+++ GIVEN DATA
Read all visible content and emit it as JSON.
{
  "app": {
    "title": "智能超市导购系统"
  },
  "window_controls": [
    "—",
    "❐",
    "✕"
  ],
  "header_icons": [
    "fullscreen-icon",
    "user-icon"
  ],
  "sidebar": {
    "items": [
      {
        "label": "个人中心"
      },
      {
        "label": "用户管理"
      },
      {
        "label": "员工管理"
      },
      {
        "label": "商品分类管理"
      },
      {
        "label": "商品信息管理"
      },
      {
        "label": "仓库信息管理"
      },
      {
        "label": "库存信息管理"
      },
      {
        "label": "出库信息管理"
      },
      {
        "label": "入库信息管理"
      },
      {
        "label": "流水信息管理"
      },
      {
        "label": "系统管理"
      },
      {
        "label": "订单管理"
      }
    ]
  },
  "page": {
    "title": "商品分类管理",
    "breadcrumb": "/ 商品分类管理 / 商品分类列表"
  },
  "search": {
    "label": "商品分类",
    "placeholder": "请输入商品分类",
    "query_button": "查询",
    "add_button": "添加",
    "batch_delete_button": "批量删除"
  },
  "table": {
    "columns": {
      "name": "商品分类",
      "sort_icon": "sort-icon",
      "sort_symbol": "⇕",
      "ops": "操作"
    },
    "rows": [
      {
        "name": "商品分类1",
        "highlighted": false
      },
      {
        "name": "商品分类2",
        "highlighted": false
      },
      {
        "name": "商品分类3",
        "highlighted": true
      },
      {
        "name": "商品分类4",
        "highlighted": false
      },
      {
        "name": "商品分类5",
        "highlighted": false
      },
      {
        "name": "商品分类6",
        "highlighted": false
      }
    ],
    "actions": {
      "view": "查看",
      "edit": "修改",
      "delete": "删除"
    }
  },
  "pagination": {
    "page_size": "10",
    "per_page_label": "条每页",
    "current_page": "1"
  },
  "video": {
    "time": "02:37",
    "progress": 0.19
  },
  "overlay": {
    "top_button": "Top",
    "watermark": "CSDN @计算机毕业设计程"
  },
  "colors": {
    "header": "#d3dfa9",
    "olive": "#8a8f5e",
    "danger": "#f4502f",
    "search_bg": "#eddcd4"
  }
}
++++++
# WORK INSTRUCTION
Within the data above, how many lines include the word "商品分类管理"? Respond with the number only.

# RESPONSE AREA
3